Hawke’s Bay collaborative approach to coastal hazards draws international praise

A new OECD report highlights Hawke’s Bay’s collaborative and future-orientated plan for rising seas.

“As New Zealand has one of the longest coastlines in the world, addressing the risks that climate change presents with sea level rise and coastal erosion is crucial,” says Minister for Climate Change, James Shaw.

“It is happening.
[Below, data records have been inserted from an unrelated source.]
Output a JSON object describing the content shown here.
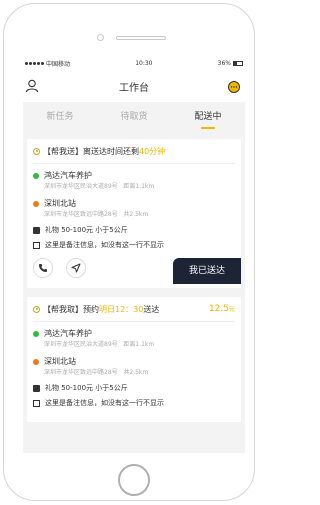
{
  "status_bar": {
    "carrier": "中国移动",
    "time": "10:30",
    "battery": "36%"
  },
  "navbar": {
    "title": "工作台"
  },
  "tabs": [
    {
      "label": "新任务"
    },
    {
      "label": "待取货"
    },
    {
      "label": "配送中",
      "active": true
    }
  ],
  "orders": [
    {
      "head_prefix": "【帮我送】离送达时间还剩",
      "head_highlight": "40分钟",
      "pickup": {
        "name": "鸿达汽车养护",
        "address": "深圳市龙华区民治大道89号",
        "distance": "距离1.1km"
      },
      "dropoff": {
        "name": "深圳北站",
        "address": "深圳市龙华区致远中路28号",
        "distance": "共2.5km"
      },
      "goods": "礼物  50-100元  小于5公斤",
      "note": "这里是备注信息，如没有这一行不显示",
      "action_label": "我已送达"
    },
    {
      "head_prefix": "【帮我取】预约",
      "head_highlight": "明日12：30",
      "head_suffix": "送达",
      "price": "12.5",
      "price_unit": "元",
      "pickup": {
        "name": "鸿达汽车养护",
        "address": "深圳市龙华区民治大道89号",
        "distance": "距离1.1km"
      },
      "dropoff": {
        "name": "深圳北站",
        "address": "深圳市龙华区致远中路28号",
        "distance": "共2.5km"
      },
      "goods": "礼物  50-100元  小于5公斤",
      "note": "这里是备注信息，如没有这一行不显示"
    }
  ],
  "colors": {
    "accent": "#f3b600",
    "pickup_dot": "#2fbe3a",
    "dropoff_dot": "#f07a1a",
    "button_dark": "#1d2435"
  }
}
And the OECD’s new report, aimed at helping provide guidance on how countries can manage the risks of rising seas, praises Hawke’s Bay’s first-of-its-kind collaborative strategy as a good example to follow.

Hawke’s Bay Clifton to Tangoio Coastal Hazards Strategy 2120, was born out of a need to address the risks to vulnerable coastal settlements in its region over the next hundred years.

The strategy sees Hawke’s Bay Regional Council, Hastings District Council, and Napier City Council working together with local iwi and coastal community representatives to take a pro-active, locally-led approach to coastal hazards.

“Hawke’s Bay is the first region to use a grassroots community engagement process for consultation on this urgent issue.

“Their approach is also recommended in the Coastal Hazards and Climate Change guidance for local government, which was released by the Ministry for the Environment at the end of 2017.